[Entries from a dataset of interfaces]
+-------+

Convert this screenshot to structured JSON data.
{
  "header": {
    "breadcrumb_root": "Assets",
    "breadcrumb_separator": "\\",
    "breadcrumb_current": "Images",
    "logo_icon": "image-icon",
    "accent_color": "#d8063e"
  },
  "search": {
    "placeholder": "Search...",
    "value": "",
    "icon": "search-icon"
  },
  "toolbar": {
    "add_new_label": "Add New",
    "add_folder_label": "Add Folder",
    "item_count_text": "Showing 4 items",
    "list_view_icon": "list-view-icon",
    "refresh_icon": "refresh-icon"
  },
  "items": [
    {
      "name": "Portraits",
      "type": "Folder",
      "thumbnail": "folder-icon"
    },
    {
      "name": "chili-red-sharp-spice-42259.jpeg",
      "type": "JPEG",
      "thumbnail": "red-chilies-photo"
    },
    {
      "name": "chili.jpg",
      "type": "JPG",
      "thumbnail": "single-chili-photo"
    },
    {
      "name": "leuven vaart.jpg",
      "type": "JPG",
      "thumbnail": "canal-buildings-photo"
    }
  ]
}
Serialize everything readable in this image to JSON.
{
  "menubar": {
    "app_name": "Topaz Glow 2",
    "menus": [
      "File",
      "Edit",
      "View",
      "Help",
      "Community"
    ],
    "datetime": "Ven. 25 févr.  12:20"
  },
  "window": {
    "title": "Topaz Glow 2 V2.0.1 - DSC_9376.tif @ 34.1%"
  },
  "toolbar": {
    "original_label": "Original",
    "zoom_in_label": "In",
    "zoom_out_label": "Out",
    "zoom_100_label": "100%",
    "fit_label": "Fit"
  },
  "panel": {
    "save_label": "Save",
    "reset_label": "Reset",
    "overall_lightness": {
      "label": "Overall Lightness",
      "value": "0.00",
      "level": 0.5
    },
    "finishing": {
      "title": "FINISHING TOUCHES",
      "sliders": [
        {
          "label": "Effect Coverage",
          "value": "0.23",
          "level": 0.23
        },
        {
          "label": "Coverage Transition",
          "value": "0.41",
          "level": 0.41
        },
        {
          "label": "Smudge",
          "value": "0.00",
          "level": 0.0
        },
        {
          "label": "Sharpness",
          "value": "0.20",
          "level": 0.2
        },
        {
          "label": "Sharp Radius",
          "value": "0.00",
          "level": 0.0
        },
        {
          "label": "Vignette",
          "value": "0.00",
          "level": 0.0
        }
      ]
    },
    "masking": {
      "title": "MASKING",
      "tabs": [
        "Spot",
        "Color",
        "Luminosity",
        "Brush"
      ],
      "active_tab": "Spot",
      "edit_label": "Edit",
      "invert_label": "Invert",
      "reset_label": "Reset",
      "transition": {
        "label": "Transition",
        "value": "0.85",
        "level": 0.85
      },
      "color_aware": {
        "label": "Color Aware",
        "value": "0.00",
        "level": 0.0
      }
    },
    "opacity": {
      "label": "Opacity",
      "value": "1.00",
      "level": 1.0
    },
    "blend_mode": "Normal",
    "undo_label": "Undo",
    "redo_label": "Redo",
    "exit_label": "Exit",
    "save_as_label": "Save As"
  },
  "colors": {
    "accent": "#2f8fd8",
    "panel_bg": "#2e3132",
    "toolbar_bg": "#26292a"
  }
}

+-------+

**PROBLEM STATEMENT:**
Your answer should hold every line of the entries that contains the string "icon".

**RESULT OF THIS TASK:**
    "logo_icon": "image-icon",
    "icon": "search-icon"
    "list_view_icon": "list-view-icon",
    "refresh_icon": "refresh-icon"
      "thumbnail": "folder-icon"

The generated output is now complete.